Can You Successfully Use LED Lights for Portraits?

LED lights are all the rage these days. Though they're already used quite a bit in the video industry, they're starting to make their way into the stills side of things, with folks like Peter Hurley embracing them. This great video examines the process of shooting portraits with LED panels, as well as the pros and cons of using them over strobes.

Coming to you from The Slanted Lens, this helpful video follows Jay P. Morgan as he does a 1920s stylized portrait shoot using LED lighting panels. LEDs are an interesting choice: they sip power and are usually fully dimmable. Many also offer adjustable color temperature, making it easy to precisely match ambient light. They're typically rather light as well. Furthermore, as with all continuous lights, you'll see exactly how the light is falling on your subject in real time. On the flip side, their power output is often below that of high-powered monolights, making it difficult to shoot at narrower apertures or to stop action. Perhaps the greatest drawback for me personally is the difficulty of modifying such lights. Nonetheless, if you frequently switch between stills and video or you don't mind the cons, they're an intriguing option.

Log in or register to post comments


Christian Santiago's picture

I have been experimenting with leds for photography a bit lately. Specifically using the aputure cob120D which has a bowens mount that utilizes all my modifiers.

I think they work pretty well for basic stuff but their power output just isn't enough to shoot at smaller aputures or higher shutter speeds.

Also whereas with strobes you can control your ambient light independent of the strobe by adjusting your shutter speed, with leds you're also influencing the power from the light Alan's often they're not strong enough to compensate. It'll be interesting to see if the 300D can be better suited.

Jason Friedman's picture

Excellent points.

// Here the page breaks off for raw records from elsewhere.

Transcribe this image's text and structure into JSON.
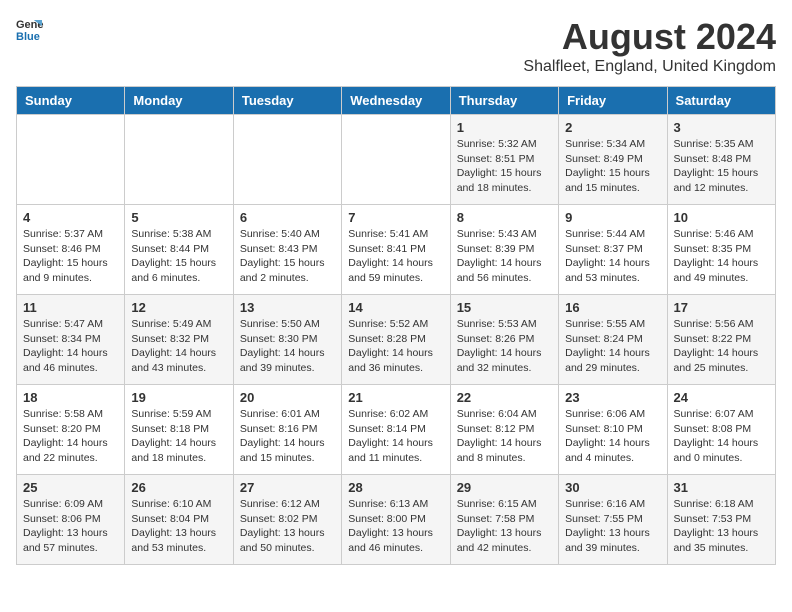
{
  "header": {
    "logo_general": "General",
    "logo_blue": "Blue",
    "main_title": "August 2024",
    "sub_title": "Shalfleet, England, United Kingdom"
  },
  "days_of_week": [
    "Sunday",
    "Monday",
    "Tuesday",
    "Wednesday",
    "Thursday",
    "Friday",
    "Saturday"
  ],
  "weeks": [
    [
      {
        "day": "",
        "info": ""
      },
      {
        "day": "",
        "info": ""
      },
      {
        "day": "",
        "info": ""
      },
      {
        "day": "",
        "info": ""
      },
      {
        "day": "1",
        "info": "Sunrise: 5:32 AM\nSunset: 8:51 PM\nDaylight: 15 hours and 18 minutes."
      },
      {
        "day": "2",
        "info": "Sunrise: 5:34 AM\nSunset: 8:49 PM\nDaylight: 15 hours and 15 minutes."
      },
      {
        "day": "3",
        "info": "Sunrise: 5:35 AM\nSunset: 8:48 PM\nDaylight: 15 hours and 12 minutes."
      }
    ],
    [
      {
        "day": "4",
        "info": "Sunrise: 5:37 AM\nSunset: 8:46 PM\nDaylight: 15 hours and 9 minutes."
      },
      {
        "day": "5",
        "info": "Sunrise: 5:38 AM\nSunset: 8:44 PM\nDaylight: 15 hours and 6 minutes."
      },
      {
        "day": "6",
        "info": "Sunrise: 5:40 AM\nSunset: 8:43 PM\nDaylight: 15 hours and 2 minutes."
      },
      {
        "day": "7",
        "info": "Sunrise: 5:41 AM\nSunset: 8:41 PM\nDaylight: 14 hours and 59 minutes."
      },
      {
        "day": "8",
        "info": "Sunrise: 5:43 AM\nSunset: 8:39 PM\nDaylight: 14 hours and 56 minutes."
      },
      {
        "day": "9",
        "info": "Sunrise: 5:44 AM\nSunset: 8:37 PM\nDaylight: 14 hours and 53 minutes."
      },
      {
        "day": "10",
        "info": "Sunrise: 5:46 AM\nSunset: 8:35 PM\nDaylight: 14 hours and 49 minutes."
      }
    ],
    [
      {
        "day": "11",
        "info": "Sunrise: 5:47 AM\nSunset: 8:34 PM\nDaylight: 14 hours and 46 minutes."
      },
      {
        "day": "12",
        "info": "Sunrise: 5:49 AM\nSunset: 8:32 PM\nDaylight: 14 hours and 43 minutes."
      },
      {
        "day": "13",
        "info": "Sunrise: 5:50 AM\nSunset: 8:30 PM\nDaylight: 14 hours and 39 minutes."
      },
      {
        "day": "14",
        "info": "Sunrise: 5:52 AM\nSunset: 8:28 PM\nDaylight: 14 hours and 36 minutes."
      },
      {
        "day": "15",
        "info": "Sunrise: 5:53 AM\nSunset: 8:26 PM\nDaylight: 14 hours and 32 minutes."
      },
      {
        "day": "16",
        "info": "Sunrise: 5:55 AM\nSunset: 8:24 PM\nDaylight: 14 hours and 29 minutes."
      },
      {
        "day": "17",
        "info": "Sunrise: 5:56 AM\nSunset: 8:22 PM\nDaylight: 14 hours and 25 minutes."
      }
    ],
    [
      {
        "day": "18",
        "info": "Sunrise: 5:58 AM\nSunset: 8:20 PM\nDaylight: 14 hours and 22 minutes."
      },
      {
        "day": "19",
        "info": "Sunrise: 5:59 AM\nSunset: 8:18 PM\nDaylight: 14 hours and 18 minutes."
      },
      {
        "day": "20",
        "info": "Sunrise: 6:01 AM\nSunset: 8:16 PM\nDaylight: 14 hours and 15 minutes."
      },
      {
        "day": "21",
        "info": "Sunrise: 6:02 AM\nSunset: 8:14 PM\nDaylight: 14 hours and 11 minutes."
      },
      {
        "day": "22",
        "info": "Sunrise: 6:04 AM\nSunset: 8:12 PM\nDaylight: 14 hours and 8 minutes."
      },
      {
        "day": "23",
        "info": "Sunrise: 6:06 AM\nSunset: 8:10 PM\nDaylight: 14 hours and 4 minutes."
      },
      {
        "day": "24",
        "info": "Sunrise: 6:07 AM\nSunset: 8:08 PM\nDaylight: 14 hours and 0 minutes."
      }
    ],
    [
      {
        "day": "25",
        "info": "Sunrise: 6:09 AM\nSunset: 8:06 PM\nDaylight: 13 hours and 57 minutes."
      },
      {
        "day": "26",
        "info": "Sunrise: 6:10 AM\nSunset: 8:04 PM\nDaylight: 13 hours and 53 minutes."
      },
      {
        "day": "27",
        "info": "Sunrise: 6:12 AM\nSunset: 8:02 PM\nDaylight: 13 hours and 50 minutes."
      },
      {
        "day": "28",
        "info": "Sunrise: 6:13 AM\nSunset: 8:00 PM\nDaylight: 13 hours and 46 minutes."
      },
      {
        "day": "29",
        "info": "Sunrise: 6:15 AM\nSunset: 7:58 PM\nDaylight: 13 hours and 42 minutes."
      },
      {
        "day": "30",
        "info": "Sunrise: 6:16 AM\nSunset: 7:55 PM\nDaylight: 13 hours and 39 minutes."
      },
      {
        "day": "31",
        "info": "Sunrise: 6:18 AM\nSunset: 7:53 PM\nDaylight: 13 hours and 35 minutes."
      }
    ]
  ]
}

Alex mentions that "their output is often below that of high-powered monolights", when in reality LED's output is significantly below that of your average speedlight in terms of power.

Also, if you want to run those LED's (like a 1x1 panel) off of batteries, you'll need heavy, very expensive professional video battery systems if you want them to last more than a few minutes.

The ability to vary the ratio between your foreground and background exposure is another huge benefit to strobes.

As a lighting instructor, for still photography, I always recommend as strobes as they have many advantages over continuous light sources.

Kirk Darling's picture

This case--emulating Hollywood photography of the early 20th century--is a good example of a good use for LED lights.

The old Hollywood photographers used cinema lights. Lights were bright, but films and lenses were slow--so techniques were designed to accommodate slow shutter speeds. Ever notice that almost every Hollywood portrait shows the actor sitting or reclined or otherwise stock-still and well supported? That's because shutter speeds were slow.

Additionally, those cinema lights were used directly--rarely even scrimmed--because of the slow films and lenses. Again...dandy situation for LEDs to emulate. This kind of photograph was designed for well-defined shadows that were very carefully arranged as elements of the picture.

Morgan is a smart dude. He's not giving up his electronic flash. LEDs just happen to work fine in this kind of situation.

Tom Reichberg's picture

@ Jason Friedman there are suggestions that LED lights ahave not been properly developed in order to be the primary choice for photographers, and a lot of improvements are required to make them adoptable for every situation.